» WORK INSTRUCTION
Wherever the string "chip" appears in the records, return the line that holds it.

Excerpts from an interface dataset
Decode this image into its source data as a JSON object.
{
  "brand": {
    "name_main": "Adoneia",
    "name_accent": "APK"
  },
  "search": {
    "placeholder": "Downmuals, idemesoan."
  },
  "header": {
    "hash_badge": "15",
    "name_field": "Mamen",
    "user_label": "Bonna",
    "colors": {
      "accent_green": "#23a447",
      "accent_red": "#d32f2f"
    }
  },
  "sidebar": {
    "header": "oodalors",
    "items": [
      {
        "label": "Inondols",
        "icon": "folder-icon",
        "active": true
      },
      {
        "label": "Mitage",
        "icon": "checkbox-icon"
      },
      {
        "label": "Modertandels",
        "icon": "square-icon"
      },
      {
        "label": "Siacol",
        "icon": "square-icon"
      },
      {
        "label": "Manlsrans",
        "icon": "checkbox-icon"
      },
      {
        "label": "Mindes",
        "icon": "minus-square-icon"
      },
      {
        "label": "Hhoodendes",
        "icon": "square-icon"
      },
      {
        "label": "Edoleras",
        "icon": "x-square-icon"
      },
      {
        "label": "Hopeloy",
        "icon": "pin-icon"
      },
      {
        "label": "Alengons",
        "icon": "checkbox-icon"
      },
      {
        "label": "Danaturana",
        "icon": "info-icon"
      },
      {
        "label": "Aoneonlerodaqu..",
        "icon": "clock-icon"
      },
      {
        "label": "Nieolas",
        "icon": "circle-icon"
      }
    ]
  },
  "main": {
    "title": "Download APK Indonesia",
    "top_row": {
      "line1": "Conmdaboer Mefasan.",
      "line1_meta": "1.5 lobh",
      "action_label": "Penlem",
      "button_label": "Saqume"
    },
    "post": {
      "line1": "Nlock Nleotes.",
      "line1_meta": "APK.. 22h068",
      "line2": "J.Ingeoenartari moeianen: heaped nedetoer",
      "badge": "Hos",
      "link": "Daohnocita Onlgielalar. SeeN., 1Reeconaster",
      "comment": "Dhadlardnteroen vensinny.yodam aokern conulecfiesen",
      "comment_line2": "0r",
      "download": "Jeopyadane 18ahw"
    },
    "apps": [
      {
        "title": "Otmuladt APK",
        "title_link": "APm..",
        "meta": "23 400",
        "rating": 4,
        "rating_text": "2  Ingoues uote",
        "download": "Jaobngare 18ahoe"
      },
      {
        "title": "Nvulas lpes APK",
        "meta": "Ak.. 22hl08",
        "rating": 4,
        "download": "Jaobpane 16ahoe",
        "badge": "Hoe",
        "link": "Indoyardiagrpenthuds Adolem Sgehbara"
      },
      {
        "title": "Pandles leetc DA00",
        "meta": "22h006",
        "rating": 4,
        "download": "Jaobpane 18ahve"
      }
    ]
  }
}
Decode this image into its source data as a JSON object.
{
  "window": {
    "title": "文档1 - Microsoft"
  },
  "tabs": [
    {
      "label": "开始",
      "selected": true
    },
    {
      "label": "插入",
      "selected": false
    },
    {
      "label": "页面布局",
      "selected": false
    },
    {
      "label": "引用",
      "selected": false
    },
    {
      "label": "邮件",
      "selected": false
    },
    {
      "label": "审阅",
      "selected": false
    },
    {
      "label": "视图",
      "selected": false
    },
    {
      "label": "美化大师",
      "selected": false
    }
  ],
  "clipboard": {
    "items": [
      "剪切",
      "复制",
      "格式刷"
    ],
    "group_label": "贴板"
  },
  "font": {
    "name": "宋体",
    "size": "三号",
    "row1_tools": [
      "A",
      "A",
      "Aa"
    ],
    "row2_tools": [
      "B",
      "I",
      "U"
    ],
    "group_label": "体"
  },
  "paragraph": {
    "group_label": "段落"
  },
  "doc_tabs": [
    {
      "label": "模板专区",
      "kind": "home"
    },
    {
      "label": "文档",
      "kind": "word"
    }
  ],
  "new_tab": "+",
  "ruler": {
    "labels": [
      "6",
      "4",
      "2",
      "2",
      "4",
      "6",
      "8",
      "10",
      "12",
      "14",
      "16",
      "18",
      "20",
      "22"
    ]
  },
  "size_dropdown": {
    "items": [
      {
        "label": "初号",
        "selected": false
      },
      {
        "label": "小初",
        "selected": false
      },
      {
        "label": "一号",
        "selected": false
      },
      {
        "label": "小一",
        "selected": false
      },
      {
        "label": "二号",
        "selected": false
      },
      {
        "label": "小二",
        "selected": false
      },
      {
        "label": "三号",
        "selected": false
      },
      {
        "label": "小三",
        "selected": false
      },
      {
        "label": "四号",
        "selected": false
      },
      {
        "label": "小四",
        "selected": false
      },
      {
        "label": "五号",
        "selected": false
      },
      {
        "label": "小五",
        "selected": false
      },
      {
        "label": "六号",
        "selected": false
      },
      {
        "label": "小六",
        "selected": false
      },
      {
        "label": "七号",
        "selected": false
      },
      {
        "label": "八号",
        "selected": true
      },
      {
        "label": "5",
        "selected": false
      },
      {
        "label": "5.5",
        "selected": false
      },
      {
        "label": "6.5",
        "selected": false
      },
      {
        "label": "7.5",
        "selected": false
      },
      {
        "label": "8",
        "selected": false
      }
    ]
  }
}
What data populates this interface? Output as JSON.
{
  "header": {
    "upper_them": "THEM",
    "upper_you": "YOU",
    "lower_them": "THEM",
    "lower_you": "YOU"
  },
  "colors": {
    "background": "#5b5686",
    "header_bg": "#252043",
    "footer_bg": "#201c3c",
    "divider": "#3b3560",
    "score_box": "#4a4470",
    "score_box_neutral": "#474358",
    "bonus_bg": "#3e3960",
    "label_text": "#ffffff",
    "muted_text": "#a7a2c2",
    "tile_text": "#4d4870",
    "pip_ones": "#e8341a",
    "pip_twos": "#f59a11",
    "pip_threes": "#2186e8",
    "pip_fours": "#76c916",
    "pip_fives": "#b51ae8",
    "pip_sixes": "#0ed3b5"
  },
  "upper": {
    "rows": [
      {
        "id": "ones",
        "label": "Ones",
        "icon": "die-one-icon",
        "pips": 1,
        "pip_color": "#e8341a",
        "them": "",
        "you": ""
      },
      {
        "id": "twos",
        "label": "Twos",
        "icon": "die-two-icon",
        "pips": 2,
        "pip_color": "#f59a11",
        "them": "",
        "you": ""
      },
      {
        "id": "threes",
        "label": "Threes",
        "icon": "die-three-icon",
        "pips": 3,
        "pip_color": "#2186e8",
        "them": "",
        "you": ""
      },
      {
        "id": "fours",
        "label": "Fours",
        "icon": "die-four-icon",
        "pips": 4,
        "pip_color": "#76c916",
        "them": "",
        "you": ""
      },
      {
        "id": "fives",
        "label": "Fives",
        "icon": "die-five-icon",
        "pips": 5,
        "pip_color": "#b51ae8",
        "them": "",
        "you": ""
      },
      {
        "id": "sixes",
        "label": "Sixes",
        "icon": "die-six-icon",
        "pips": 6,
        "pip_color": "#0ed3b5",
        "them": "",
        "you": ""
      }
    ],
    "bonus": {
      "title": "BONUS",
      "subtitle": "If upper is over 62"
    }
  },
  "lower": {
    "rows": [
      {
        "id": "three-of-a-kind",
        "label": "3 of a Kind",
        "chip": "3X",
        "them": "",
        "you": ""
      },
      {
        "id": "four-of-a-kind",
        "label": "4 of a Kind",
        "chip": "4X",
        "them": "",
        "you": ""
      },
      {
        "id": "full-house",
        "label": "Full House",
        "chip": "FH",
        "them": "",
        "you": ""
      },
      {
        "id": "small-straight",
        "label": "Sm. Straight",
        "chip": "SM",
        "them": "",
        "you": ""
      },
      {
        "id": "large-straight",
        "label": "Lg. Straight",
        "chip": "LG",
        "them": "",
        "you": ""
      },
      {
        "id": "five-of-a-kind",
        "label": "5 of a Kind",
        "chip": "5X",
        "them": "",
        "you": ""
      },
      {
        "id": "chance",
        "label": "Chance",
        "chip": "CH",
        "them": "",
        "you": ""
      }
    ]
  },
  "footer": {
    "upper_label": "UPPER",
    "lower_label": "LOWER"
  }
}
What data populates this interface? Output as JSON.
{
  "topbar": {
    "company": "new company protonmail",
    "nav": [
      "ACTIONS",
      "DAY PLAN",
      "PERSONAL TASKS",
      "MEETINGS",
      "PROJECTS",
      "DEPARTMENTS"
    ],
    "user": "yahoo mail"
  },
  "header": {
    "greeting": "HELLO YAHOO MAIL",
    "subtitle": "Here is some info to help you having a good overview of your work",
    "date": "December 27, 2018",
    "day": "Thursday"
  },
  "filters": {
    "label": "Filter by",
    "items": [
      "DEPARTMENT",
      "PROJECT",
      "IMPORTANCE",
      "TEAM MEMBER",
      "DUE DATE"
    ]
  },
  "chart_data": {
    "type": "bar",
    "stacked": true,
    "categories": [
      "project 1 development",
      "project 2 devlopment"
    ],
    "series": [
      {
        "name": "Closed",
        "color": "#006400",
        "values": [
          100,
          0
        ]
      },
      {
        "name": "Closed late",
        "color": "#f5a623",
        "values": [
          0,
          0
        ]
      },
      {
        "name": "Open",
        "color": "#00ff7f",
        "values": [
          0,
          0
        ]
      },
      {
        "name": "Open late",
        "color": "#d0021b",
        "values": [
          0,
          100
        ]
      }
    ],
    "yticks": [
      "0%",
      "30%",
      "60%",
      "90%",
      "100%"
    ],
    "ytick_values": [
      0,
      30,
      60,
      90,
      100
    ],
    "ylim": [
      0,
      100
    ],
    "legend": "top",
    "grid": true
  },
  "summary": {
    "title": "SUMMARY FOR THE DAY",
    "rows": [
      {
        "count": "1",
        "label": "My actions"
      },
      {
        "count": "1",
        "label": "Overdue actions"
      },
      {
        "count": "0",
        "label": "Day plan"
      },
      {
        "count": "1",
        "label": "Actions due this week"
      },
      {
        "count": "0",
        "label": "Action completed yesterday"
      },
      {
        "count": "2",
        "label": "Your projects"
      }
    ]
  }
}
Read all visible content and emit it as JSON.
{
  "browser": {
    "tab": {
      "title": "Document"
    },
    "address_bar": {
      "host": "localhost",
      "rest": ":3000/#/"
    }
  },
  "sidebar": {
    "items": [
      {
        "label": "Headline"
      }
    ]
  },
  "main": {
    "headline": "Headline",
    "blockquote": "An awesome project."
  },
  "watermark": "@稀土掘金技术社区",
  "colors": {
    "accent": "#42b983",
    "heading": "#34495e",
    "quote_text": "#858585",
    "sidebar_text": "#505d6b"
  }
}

» TASK SOLUTION
        "chip": "3X",
        "chip": "4X",
        "chip": "FH",
        "chip": "SM",
        "chip": "LG",
        "chip": "5X",
        "chip": "CH",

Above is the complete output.